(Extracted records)
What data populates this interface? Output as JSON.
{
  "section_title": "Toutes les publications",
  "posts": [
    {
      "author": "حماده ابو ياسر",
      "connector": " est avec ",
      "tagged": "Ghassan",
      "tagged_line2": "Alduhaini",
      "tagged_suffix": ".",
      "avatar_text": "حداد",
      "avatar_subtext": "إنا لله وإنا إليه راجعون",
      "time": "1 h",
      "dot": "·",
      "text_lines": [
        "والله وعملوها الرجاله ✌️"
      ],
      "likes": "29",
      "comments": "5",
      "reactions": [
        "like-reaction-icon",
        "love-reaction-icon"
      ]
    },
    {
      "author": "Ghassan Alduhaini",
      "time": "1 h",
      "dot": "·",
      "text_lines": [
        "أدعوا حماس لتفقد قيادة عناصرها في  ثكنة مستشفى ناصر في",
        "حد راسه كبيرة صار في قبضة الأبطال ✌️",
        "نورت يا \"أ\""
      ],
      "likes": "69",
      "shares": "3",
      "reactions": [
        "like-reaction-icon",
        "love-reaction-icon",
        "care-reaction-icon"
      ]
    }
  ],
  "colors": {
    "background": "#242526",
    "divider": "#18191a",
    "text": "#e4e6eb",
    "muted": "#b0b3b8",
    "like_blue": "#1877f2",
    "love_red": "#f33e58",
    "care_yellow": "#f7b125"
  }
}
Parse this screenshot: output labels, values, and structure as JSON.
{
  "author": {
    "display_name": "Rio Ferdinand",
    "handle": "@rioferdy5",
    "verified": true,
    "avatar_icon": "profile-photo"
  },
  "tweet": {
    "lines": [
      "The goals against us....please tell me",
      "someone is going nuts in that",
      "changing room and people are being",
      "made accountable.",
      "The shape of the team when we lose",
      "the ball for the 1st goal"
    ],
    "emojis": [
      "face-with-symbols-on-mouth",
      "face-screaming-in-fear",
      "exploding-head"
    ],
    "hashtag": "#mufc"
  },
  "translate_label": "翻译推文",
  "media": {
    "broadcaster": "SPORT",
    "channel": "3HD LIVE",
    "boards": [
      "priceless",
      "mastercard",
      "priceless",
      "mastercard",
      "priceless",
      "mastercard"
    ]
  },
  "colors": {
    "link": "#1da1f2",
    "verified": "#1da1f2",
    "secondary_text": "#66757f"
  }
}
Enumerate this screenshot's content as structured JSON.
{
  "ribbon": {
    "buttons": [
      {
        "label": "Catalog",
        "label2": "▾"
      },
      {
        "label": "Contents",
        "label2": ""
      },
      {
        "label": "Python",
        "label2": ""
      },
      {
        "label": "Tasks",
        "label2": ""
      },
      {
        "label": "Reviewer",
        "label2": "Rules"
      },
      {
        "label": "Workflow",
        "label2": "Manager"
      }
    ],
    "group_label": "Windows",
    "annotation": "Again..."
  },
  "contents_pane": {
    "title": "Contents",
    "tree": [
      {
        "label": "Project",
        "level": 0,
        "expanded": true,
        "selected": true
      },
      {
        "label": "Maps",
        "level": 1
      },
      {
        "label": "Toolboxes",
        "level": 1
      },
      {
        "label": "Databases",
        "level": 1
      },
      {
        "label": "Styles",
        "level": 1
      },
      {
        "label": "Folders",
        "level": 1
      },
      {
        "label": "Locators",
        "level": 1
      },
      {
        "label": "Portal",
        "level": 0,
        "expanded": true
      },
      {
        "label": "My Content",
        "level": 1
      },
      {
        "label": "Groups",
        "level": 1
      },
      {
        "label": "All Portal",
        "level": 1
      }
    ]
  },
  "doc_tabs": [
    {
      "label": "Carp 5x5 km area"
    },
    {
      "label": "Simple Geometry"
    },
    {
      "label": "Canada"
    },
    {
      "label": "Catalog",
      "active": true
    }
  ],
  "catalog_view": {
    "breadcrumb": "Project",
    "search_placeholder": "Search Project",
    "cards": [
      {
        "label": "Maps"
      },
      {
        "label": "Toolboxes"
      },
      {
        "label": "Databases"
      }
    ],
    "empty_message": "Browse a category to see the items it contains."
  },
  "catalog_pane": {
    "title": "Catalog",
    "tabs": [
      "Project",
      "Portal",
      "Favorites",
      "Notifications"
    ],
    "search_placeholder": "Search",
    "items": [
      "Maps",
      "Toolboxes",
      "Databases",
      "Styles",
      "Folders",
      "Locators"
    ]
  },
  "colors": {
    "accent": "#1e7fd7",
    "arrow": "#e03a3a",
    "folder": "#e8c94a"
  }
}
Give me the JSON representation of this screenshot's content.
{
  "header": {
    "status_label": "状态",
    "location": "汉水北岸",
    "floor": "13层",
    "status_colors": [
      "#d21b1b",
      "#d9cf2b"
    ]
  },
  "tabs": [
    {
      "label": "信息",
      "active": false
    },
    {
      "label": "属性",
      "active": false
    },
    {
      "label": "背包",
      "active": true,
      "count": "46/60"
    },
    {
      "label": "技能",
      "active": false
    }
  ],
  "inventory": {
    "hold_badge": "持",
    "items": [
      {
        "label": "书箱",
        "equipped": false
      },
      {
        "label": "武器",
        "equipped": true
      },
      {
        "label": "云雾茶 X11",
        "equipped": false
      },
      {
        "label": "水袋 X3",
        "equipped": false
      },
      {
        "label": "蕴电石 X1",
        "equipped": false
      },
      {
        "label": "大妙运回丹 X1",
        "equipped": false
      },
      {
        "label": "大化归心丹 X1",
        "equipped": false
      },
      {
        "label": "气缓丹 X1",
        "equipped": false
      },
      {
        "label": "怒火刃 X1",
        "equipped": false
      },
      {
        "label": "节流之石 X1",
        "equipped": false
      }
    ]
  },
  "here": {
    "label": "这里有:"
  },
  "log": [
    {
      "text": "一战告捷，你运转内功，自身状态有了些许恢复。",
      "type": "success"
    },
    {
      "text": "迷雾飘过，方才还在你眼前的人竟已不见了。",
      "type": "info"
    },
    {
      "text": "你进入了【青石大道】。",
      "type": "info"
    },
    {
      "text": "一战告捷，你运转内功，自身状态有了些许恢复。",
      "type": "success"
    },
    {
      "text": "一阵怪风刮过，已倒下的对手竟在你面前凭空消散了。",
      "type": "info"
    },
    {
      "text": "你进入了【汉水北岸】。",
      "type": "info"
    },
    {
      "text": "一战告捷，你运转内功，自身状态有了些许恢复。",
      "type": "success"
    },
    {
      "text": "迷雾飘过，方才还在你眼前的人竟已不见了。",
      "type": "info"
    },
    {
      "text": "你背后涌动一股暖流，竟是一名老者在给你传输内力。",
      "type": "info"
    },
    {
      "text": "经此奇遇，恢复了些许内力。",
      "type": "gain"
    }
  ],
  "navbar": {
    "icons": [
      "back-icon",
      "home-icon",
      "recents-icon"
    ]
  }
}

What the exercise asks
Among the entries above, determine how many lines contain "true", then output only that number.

Exercise output
7